Frank and Jacqueline Bonanno have been working on a Luca book for years but when Chris McNeal (a manager at Osteria Marco  and founder of Stage Multimedia ) proposed they go digital, the project accelerated. Although this won't be the first interactive cookbook to arrive on the market (several big-name chefs have rereleased already existing titles), the Bonannos and McNeal believe theirs is the first to be devised this way from the get-go.
And the book (which I've had a chance to play with) is impressive. There's a pasta dough recipe that—through the course of three videos—will convince you that homemade tagliatelle or agnolotti is attainable. The lobster fra diavola is embedded with a knife skills demo and a recipe for basic marinara. There are slideshows and videos on making mozzarella, ricotta, and burrata. There's a recipe for panna cotta (quite possibly my favorite dessert ever), step-by-step cocktail instruction, and an interactive glossary.

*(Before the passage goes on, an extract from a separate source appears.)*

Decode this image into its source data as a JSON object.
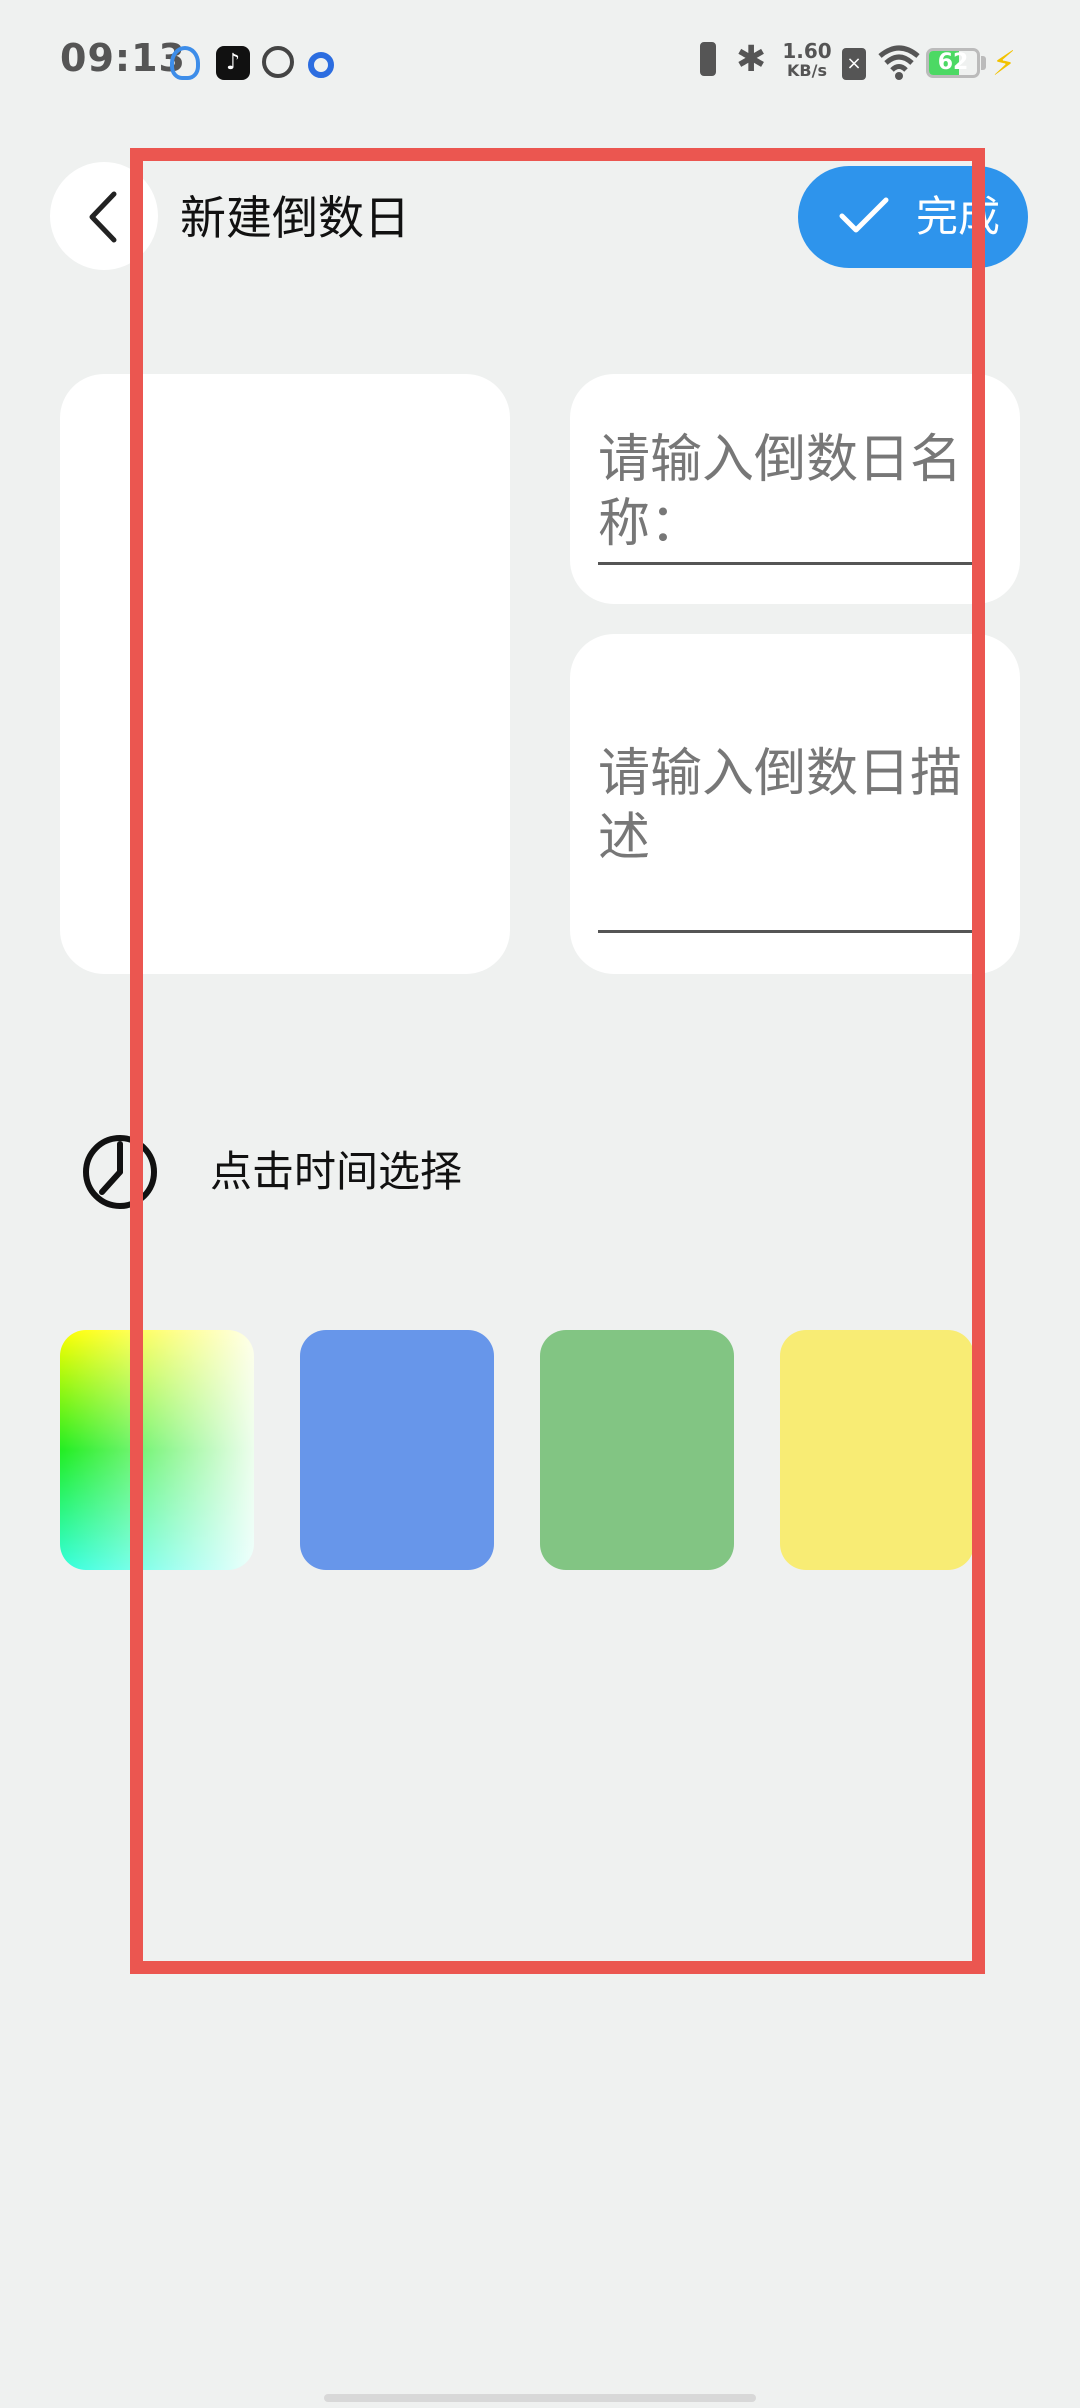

The idea here, says McNeal, is that there's something for all levels of cooks. The videos make the recipes accessible for everyone but there are also seriously advanced dishes (cue rabbit three ways) for those with more skills. Most of all, both the preview and the full-blown cookbook underscore the inspiration behind Luca d'Italia: The importance of coming together and sharing a meal.
Wish List: Now, if only the Luca books would employ this  technology.